Dan Bateman knows teamwork makes great things happen.
A few years ago, not too long at all after joining the Indiana University Center for Aging Research, Bateman was invited to join a meeting related to the Sandra Eskenazi Center for Brain Care Innovation, an initiative of the Center for Aging Research and Eskenazi Health.
The meeting, led by Rich Holden of the School of Informatics and Computing and David Wilkerson of the School of Social work, focused on an online psychoeducation intervention he researched for parents that were struggling in their relationship with their adolescents.
Wilkerson’s talk on psychoeducation struck a chord with Bateman’s knowledge base on dementia and family caregivers.
After the talk, Holden introduced Bateman and Wilkerson and suggested they get to know Erin Brady, a human computer interaction expert who had recently done some groundbreaking work on social media and microvolunteerism.
In previous work, Brady had explored ways to help the blind with technology. Brady, through an app, paired blind users with sighted volunteers. Blind users photographed items or locations, then sent them to sighted members of the community for a description. Responses from the sighted users took less than a minute.
The three met and discussed a few ways their work might overlap, and ways they could team up to create something truly innovative. Eventually, the team landed on friendsourcing and microvolunteerism for caregivers of people with dementia. Friendsourcing, like crowdsourcing, is the act of asking members of a community for help in solving a problem. In the case of friendsourcing, that community is a person’s circle of friends on a given social media platform.
Once an idea was agreed upon, the three had to find a way to fund the project.
The team decided to pursue an innovations grant in the Regenstrief Institute’s Innovation Challenge, an event promoting advances in transforming healthcare.
To compete for funds, the team prepared a poster and showcased their vision to judges from the Regenstrief Institute’s research centers. Bateman, who was visiting his wife’s home country of Thailand, even showed up to help answer questions via Skype.
Soon after the event, the team discovered they’d been awarded the funds, and they quickly set their year-long project into motion.
“We all first met together in October, completed a grant proposal for a Regenstrief Innovation grant in December and were selected and funded by April,” Wilkerson recalls.
They recruited caregivers of patients with Alzheimer’s disease and created a Facebook group and app for the participants to share advice. As Wilkerson explains it, “[The app] joins Alzheimer’s caregivers’ peer support group members with each group members’ Facebook Friends social network. The group decides on informational and emotional support questions they want to push to their Facebook Friends social networks. When members of the Facebook friend’s social network micro-volunteer to answers their questions, they can be enlisted as members of the caregivers’ support networks.”

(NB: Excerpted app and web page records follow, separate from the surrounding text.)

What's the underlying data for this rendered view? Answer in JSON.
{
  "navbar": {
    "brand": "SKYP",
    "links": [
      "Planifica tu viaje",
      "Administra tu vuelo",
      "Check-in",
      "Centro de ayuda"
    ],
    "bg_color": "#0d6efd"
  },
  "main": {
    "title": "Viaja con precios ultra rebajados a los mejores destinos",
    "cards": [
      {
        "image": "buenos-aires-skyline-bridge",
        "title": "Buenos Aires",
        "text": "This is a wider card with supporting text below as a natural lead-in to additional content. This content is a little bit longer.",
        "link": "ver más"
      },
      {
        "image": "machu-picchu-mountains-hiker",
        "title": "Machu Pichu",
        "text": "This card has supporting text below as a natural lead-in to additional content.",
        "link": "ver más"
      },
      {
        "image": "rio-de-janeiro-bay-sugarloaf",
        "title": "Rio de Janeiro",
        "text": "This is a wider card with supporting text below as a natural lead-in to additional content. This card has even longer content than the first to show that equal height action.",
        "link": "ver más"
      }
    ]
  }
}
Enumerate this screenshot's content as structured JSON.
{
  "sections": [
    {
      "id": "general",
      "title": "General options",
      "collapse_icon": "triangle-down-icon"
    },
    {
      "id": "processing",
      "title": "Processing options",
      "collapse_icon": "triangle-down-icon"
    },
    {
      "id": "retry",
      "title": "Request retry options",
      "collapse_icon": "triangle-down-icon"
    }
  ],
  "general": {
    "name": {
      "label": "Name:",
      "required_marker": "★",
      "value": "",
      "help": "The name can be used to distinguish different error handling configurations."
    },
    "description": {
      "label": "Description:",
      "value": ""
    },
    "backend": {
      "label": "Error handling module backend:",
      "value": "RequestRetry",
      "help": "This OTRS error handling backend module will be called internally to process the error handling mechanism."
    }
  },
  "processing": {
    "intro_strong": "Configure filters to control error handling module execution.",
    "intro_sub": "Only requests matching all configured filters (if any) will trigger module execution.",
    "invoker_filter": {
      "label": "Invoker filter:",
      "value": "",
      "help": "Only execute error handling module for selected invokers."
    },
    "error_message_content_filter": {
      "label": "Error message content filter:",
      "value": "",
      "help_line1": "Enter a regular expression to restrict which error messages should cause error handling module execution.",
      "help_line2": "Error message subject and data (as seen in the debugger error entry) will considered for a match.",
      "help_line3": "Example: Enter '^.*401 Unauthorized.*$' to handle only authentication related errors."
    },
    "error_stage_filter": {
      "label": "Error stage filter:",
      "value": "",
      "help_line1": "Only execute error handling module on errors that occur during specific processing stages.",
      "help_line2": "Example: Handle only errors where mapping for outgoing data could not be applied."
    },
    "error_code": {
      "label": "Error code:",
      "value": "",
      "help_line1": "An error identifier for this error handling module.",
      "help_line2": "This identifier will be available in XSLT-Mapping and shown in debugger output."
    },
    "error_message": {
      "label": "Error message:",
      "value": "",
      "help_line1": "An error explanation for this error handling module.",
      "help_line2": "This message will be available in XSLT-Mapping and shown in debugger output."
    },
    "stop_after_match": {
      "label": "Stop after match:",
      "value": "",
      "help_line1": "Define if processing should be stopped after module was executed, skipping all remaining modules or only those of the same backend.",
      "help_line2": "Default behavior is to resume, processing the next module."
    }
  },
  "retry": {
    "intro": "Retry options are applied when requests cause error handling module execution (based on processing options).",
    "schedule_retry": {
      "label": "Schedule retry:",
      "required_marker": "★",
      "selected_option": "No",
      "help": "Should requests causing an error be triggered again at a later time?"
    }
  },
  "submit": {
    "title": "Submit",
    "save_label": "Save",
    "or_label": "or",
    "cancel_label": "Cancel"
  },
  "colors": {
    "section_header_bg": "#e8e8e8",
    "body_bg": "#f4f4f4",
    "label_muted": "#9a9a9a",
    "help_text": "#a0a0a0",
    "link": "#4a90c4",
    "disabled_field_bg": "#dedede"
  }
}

The project was a success. Caregivers received high-quality answers to questions on best practices for care, and the experience reduced their stress and transformed their perceptions of what it meant to be a caregiver. Most importantly, the study showed that participants were more likely to seek out more resources and support to help them provide good care for their loved ones.
“For me, this was a real-life example of the ‘whole is greater than the sum of its parts’” says Wilkerson. “Our perspectives on helping were quite varied based on our different disciplines. I believe the project allowed us to merge our perspectives and create an intervention that seems to be the first of its kind”.
EDITED 8/24: A previous version of this story incorrectly placed Dr. Wilkerson’s original talk on psychoeducation at the Brain Safety Lab. This story has been corrected to fix the mistake.